* _TASK INSTRUCTIONS_
Output the records exactly, every one of them.

[Interface dataset entries]
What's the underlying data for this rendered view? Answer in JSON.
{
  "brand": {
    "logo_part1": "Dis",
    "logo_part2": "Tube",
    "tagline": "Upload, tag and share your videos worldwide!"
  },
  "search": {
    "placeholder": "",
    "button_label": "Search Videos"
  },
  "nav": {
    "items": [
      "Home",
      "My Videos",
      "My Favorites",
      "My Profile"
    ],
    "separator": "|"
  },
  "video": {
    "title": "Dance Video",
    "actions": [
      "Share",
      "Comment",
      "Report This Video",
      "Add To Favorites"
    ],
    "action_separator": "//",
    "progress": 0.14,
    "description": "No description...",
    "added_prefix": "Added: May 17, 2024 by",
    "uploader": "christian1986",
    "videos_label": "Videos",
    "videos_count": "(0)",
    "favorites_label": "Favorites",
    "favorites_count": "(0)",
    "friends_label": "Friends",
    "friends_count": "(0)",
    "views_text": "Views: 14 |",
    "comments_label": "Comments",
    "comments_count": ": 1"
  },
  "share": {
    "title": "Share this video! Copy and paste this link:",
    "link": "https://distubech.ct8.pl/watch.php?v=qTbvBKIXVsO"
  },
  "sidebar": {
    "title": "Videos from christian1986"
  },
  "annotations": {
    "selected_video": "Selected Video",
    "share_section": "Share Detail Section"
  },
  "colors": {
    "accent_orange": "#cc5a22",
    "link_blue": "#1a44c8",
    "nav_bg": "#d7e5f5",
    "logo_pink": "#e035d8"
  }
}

* _WRITTEN REPLY_
What's the underlying data for this rendered view? Answer in JSON.
{
  "brand": {
    "logo_part1": "Dis",
    "logo_part2": "Tube",
    "tagline": "Upload, tag and share your videos worldwide!"
  },
  "search": {
    "placeholder": "",
    "button_label": "Search Videos"
  },
  "nav": {
    "items": [
      "Home",
      "My Videos",
      "My Favorites",
      "My Profile"
    ],
    "separator": "|"
  },
  "video": {
    "title": "Dance Video",
    "actions": [
      "Share",
      "Comment",
      "Report This Video",
      "Add To Favorites"
    ],
    "action_separator": "//",
    "progress": 0.14,
    "description": "No description...",
    "added_prefix": "Added: May 17, 2024 by",
    "uploader": "christian1986",
    "videos_label": "Videos",
    "videos_count": "(0)",
    "favorites_label": "Favorites",
    "favorites_count": "(0)",
    "friends_label": "Friends",
    "friends_count": "(0)",
    "views_text": "Views: 14 |",
    "comments_label": "Comments",
    "comments_count": ": 1"
  },
  "share": {
    "title": "Share this video! Copy and paste this link:",
    "link": "https://distubech.ct8.pl/watch.php?v=qTbvBKIXVsO"
  },
  "sidebar": {
    "title": "Videos from christian1986"
  },
  "annotations": {
    "selected_video": "Selected Video",
    "share_section": "Share Detail Section"
  },
  "colors": {
    "accent_orange": "#cc5a22",
    "link_blue": "#1a44c8",
    "nav_bg": "#d7e5f5",
    "logo_pink": "#e035d8"
  }
}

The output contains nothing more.